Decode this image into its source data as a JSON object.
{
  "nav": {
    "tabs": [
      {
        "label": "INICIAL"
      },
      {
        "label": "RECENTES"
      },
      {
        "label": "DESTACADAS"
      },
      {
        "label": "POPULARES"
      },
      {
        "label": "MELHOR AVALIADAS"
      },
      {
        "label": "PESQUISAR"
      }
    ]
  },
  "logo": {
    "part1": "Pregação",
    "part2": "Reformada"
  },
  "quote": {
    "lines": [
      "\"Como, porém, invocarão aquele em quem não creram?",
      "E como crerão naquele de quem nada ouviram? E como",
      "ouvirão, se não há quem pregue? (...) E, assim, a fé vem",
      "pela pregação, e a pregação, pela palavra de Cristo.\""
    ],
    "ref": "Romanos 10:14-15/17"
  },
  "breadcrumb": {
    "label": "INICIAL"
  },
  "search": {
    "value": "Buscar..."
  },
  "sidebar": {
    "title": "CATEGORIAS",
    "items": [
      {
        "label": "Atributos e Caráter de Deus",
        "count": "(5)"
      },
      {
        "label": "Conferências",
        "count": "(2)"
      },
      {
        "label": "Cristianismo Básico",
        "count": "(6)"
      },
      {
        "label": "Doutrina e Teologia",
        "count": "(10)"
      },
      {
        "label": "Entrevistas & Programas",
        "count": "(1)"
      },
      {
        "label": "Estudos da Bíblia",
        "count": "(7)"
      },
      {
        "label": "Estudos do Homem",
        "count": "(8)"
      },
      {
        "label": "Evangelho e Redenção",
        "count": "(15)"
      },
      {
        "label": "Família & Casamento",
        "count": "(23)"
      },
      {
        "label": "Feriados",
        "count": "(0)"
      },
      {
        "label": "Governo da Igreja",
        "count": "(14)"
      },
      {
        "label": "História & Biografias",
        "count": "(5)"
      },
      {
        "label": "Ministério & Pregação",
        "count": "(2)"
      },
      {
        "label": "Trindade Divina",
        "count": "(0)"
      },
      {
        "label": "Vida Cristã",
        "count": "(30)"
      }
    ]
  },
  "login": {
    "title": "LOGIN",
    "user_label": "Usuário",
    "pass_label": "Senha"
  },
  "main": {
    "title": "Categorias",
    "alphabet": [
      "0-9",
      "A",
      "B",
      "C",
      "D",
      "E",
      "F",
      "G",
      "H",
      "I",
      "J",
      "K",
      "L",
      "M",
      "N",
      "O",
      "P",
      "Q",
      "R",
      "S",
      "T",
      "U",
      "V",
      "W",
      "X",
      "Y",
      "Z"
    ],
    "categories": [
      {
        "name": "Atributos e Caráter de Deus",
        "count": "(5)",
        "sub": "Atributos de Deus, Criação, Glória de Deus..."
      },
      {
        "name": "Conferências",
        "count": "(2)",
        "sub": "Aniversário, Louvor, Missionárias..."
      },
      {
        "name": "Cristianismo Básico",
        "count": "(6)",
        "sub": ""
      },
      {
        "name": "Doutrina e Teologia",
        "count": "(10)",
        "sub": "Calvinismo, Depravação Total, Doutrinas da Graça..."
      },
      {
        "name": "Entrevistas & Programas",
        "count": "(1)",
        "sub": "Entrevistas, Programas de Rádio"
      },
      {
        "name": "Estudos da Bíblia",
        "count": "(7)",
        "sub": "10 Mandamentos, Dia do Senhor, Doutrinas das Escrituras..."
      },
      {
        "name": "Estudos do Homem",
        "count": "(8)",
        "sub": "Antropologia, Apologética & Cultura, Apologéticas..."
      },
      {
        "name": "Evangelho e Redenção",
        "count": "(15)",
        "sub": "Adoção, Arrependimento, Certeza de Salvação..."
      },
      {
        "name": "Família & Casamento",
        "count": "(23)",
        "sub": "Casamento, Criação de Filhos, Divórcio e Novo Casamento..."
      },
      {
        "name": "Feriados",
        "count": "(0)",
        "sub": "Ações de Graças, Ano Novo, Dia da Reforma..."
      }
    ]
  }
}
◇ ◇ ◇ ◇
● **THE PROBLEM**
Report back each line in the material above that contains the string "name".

● **OUTPUT OF THE EXERCISE**
        "name": "Atributos e Caráter de Deus",
        "name": "Conferências",
        "name": "Cristianismo Básico",
        "name": "Doutrina e Teologia",
        "name": "Entrevistas & Programas",
        "name": "Estudos da Bíblia",
        "name": "Estudos do Homem",
        "name": "Evangelho e Redenção",
        "name": "Família & Casamento",
        "name": "Feriados",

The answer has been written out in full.